--- Provided material ---

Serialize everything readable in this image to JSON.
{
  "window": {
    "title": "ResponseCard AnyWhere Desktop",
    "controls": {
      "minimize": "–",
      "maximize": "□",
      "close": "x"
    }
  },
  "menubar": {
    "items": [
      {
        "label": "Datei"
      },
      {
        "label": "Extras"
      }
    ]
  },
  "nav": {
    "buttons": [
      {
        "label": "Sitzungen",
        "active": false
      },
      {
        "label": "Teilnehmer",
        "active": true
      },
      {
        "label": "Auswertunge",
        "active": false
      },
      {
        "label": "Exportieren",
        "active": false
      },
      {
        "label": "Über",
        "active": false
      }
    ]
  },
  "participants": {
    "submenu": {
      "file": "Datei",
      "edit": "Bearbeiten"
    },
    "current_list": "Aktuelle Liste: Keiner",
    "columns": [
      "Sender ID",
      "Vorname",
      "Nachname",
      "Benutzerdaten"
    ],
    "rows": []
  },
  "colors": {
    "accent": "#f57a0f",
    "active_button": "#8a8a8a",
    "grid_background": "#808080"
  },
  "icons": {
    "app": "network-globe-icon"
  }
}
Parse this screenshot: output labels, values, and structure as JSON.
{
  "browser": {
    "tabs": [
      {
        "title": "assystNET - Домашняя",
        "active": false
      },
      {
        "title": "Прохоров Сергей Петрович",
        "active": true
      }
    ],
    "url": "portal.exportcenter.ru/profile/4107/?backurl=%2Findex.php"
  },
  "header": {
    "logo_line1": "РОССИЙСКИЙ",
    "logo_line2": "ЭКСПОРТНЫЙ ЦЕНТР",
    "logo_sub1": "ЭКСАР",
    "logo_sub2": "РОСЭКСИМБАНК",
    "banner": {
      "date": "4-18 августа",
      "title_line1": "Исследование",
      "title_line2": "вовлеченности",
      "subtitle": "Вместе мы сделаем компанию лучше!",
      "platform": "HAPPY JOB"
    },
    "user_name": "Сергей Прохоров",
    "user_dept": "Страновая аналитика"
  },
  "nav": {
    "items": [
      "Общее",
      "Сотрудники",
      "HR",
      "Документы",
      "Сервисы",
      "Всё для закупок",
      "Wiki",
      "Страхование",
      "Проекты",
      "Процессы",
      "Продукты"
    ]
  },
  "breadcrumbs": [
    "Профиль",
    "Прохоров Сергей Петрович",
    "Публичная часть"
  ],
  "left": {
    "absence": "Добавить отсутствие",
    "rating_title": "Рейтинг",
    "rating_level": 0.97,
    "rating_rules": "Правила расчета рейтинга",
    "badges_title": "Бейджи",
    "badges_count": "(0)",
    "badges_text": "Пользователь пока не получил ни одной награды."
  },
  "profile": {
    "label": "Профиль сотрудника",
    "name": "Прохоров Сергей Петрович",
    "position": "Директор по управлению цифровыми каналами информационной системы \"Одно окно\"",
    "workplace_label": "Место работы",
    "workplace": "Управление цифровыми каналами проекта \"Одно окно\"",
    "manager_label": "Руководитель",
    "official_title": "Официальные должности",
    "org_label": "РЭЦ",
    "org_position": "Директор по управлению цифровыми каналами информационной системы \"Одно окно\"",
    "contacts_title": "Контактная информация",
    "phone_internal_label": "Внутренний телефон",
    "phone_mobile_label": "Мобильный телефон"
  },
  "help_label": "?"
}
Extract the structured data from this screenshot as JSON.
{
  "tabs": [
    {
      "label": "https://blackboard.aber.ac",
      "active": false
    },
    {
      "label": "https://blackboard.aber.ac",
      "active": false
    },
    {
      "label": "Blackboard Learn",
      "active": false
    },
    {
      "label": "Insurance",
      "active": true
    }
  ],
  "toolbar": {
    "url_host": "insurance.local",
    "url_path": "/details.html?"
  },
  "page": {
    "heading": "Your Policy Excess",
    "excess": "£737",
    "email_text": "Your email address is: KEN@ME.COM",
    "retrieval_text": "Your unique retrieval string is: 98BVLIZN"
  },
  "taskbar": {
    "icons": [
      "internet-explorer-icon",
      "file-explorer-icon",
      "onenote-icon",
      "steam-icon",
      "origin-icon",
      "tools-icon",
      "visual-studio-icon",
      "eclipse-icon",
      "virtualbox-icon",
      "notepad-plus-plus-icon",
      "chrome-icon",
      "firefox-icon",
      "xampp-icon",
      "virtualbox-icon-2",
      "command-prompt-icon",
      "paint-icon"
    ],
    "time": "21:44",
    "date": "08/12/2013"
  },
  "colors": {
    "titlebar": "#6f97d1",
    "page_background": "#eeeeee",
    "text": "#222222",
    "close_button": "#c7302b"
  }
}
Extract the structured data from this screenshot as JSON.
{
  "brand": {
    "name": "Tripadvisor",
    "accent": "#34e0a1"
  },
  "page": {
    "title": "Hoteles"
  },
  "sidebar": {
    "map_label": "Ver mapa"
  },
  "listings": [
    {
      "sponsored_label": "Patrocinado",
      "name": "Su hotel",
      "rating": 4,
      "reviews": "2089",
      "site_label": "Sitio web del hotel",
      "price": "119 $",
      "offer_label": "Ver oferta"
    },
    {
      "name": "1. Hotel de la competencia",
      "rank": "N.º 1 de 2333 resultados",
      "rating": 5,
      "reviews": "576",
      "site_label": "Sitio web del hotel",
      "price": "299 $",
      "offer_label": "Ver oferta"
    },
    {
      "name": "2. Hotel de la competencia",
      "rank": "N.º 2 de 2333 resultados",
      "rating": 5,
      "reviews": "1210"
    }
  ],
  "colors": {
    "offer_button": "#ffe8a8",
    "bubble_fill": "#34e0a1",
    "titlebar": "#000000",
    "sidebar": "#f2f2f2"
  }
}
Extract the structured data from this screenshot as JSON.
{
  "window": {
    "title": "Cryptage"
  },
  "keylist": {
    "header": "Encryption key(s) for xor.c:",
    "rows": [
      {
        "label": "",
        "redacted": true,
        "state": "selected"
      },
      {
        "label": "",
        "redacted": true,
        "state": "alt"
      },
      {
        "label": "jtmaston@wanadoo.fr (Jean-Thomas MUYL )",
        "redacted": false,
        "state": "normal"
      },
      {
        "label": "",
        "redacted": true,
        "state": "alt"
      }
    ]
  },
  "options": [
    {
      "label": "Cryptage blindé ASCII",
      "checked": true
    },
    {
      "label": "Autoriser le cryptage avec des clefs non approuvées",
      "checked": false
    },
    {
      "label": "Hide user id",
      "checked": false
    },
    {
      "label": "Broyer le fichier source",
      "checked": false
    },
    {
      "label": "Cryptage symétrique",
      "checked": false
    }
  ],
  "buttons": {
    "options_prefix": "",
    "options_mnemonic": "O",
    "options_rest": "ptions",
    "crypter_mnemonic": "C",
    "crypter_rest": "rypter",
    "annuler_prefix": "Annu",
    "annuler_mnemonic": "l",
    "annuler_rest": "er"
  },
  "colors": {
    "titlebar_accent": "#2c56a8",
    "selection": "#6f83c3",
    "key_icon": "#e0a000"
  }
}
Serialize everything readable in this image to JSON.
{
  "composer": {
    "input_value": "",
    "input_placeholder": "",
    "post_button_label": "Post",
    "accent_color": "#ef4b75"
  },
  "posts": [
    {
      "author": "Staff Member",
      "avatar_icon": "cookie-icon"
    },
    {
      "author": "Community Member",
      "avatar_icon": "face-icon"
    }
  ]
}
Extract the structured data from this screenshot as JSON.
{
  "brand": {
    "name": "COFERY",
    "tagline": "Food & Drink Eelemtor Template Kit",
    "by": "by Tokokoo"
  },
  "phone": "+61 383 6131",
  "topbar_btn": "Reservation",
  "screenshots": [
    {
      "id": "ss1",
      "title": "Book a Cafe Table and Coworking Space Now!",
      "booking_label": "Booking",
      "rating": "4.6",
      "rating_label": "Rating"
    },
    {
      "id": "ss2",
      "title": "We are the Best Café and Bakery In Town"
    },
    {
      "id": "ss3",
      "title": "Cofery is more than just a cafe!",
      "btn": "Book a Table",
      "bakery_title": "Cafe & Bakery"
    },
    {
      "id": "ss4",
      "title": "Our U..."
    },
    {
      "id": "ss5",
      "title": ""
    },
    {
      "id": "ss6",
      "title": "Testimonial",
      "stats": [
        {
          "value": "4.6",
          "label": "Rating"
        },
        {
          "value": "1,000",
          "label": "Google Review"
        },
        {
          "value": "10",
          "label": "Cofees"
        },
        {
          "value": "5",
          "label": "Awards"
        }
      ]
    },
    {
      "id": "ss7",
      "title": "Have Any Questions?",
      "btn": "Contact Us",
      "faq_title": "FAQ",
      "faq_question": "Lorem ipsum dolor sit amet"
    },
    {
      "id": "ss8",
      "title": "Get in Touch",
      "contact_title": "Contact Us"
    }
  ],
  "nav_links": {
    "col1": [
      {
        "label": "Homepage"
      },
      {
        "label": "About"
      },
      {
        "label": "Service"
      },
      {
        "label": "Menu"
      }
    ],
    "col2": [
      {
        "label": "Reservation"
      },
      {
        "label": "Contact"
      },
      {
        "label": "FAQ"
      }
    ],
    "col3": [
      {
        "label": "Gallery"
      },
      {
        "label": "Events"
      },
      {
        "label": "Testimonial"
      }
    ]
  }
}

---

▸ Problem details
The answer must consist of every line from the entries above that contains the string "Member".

▸ Reply to the exercise
      "author": "Staff Member",
      "author": "Community Member",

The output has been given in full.